Imagine giving a turkey to 8-year-olds and asking them to prepare it to perfection. The scenario seems impractical.
Sandra Jones, staff member at the Pleasantville branch of the Atlantic County Library - at 33 Martin Luther King Jr. Ave. - used this as a metaphor recently to discuss older members of the community and their experience with computers.
And as access to the Internet becomes increasingly essential to daily life, Jones explained that many are left intimidated.
"It makes us angry," said Jones, who has worked for the branch for 13 years and has taught classes in computer skills at the library for the past five.
Joining social networks, setting up an email address or even typing up a resume is like a foreign idea, she explained.

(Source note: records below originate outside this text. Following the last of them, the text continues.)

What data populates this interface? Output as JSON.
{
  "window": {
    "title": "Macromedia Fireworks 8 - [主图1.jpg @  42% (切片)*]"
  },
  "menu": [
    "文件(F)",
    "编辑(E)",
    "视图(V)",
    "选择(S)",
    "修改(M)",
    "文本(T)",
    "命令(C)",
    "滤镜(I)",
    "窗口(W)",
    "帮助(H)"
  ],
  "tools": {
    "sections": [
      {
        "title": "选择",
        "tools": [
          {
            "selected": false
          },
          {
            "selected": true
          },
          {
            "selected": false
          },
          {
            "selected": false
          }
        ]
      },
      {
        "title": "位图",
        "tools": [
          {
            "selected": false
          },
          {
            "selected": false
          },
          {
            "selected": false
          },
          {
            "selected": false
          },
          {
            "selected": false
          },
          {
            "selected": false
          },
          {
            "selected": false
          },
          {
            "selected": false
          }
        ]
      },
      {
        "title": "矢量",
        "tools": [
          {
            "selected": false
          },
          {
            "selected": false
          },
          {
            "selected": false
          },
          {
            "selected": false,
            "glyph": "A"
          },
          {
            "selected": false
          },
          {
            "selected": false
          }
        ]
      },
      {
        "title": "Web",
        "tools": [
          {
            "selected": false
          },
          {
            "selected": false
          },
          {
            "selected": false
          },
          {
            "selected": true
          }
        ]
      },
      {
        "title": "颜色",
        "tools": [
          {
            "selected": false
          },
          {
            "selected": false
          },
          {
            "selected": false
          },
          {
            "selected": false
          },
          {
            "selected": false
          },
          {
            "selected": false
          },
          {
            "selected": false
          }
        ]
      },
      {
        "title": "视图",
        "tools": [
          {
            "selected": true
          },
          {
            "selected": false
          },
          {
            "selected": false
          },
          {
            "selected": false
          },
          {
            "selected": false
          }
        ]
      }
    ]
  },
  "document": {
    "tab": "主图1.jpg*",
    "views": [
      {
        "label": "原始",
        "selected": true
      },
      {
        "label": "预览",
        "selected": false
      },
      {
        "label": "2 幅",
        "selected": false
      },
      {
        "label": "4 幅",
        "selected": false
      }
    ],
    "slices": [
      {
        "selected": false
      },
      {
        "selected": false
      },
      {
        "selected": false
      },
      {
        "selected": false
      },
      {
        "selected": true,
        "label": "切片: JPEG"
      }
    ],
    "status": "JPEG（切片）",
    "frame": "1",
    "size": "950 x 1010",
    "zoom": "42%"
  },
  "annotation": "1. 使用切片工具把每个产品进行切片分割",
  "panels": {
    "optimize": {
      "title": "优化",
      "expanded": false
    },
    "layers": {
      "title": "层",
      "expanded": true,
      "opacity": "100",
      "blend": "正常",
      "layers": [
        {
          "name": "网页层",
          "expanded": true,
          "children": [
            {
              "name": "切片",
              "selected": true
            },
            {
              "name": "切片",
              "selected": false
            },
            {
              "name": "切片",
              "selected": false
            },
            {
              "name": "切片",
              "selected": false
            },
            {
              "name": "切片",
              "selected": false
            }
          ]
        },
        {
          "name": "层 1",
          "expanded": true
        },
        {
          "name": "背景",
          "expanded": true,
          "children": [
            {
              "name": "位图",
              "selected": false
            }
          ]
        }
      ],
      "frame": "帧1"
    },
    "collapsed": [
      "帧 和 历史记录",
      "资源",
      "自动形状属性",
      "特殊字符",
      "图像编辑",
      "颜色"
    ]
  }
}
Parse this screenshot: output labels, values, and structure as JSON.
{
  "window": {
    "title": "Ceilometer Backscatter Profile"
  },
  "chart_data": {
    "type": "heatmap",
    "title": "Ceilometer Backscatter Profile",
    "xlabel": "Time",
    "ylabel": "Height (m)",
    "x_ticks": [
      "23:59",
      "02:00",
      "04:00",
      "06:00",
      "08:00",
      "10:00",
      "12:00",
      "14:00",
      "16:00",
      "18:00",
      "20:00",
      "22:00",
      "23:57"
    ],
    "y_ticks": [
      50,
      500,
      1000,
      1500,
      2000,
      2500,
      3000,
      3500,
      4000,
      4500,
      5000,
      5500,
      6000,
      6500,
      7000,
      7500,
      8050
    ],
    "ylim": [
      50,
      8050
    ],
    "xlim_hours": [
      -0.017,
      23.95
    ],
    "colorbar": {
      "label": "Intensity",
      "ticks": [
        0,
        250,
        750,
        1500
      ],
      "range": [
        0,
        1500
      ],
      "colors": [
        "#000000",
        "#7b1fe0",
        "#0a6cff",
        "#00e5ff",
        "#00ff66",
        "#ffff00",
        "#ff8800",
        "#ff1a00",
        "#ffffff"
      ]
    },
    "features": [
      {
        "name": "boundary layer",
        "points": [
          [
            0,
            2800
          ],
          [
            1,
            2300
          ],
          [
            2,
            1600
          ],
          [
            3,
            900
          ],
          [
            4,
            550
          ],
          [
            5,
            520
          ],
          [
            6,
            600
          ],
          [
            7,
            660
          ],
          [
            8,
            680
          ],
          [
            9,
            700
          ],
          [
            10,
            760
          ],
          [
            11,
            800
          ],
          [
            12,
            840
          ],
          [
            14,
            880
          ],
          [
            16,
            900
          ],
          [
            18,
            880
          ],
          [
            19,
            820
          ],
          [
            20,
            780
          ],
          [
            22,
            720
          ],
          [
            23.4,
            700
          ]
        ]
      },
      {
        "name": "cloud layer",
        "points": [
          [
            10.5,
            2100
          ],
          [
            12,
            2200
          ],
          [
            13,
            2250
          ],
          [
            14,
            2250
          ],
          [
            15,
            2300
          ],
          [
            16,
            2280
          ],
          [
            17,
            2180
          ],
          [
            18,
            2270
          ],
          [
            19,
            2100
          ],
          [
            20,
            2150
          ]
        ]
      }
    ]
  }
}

Five years ago, as a gift from the Bill and Melinda Gates Foundation, the Pleasantville branch received a lab full of computers. Since then, the lab has been updated and serves as a haven for the public, branch manager Pam Saunders said.
"The library is a good place where (the public) can come and get their feet wet and get a little guidance," Saunders said. "Once they have the basic tools they can continue to learn on their own."
The library provides four unique classes, which are repeated quarterly: Introduction To Email, Computer Basics, Introduction to the Internet and Introduction to Microsoft Word.
Jones said that eight people already had signed up for her Nov. 7 Microsoft Word class. Only 10 seats are available, she said.
Saunders decided that because they serve such a large community of different skill sets, classes focus on the basics.
"In this day and age, knowledge about how to reach everything that is reachable via the Internet is important, especially as more and more government services and employers make their information available only via the Internet," Saunders said.
She went on to explain how vital a role the Internet plays, in terms of job applications and keeping up with family and friends through social networks.
And although they don't offer a class specifically on Facebook and social networking, Saunders hopes to in the future.
"It's a way to stay in contact, and certainly with the storm," she said. "In some kind of way, (some people) had a computer that worked, so they were able to stay in contact with family (through) Facebook, especially as phone lines jam up."
The 11 computers in the lab, as well as the several other desktops sporadically placed throughout the facility were all occupied recently. Visitors were there to make use of the Internet to fill out FEMA forms, following Hurricane Sandy, to catch up on Facebook or just to leisurely surf the 'net.
Steve Diggino, of West Atlantic City, was one of them that day.
"I'm here almost every day," he said.
Diggino does not have a computer of his own. But if he did, the power outages at home would have been restrictive.
"There are some people who are very dependent on our computers," Saunders said. "And there are other people who just got them in their homes, but don't even know how to turn them on."
Saunders and Jones both realized the importance of the resources that the library offers through its computer labs and classes.
"It's just something to get them started. Some of them are just so intimidated, but by the time the (class) is complete, I have them smiling," Jones said. "You're not computer illiterate anymore!"
Contact Caitlin Honan:
Classes are free and open to the public. A membership is not required. To register, call 641-1778 or sign up at the front desk. Seats are limited.
Introduction to Email:
11 a.m., Nov. 13 and Dec. 11
4 p.m. or 6 p.m., Dec.19
Introduction to Microsoft Word:
4 p.m. or 6 p.m., Nov. 7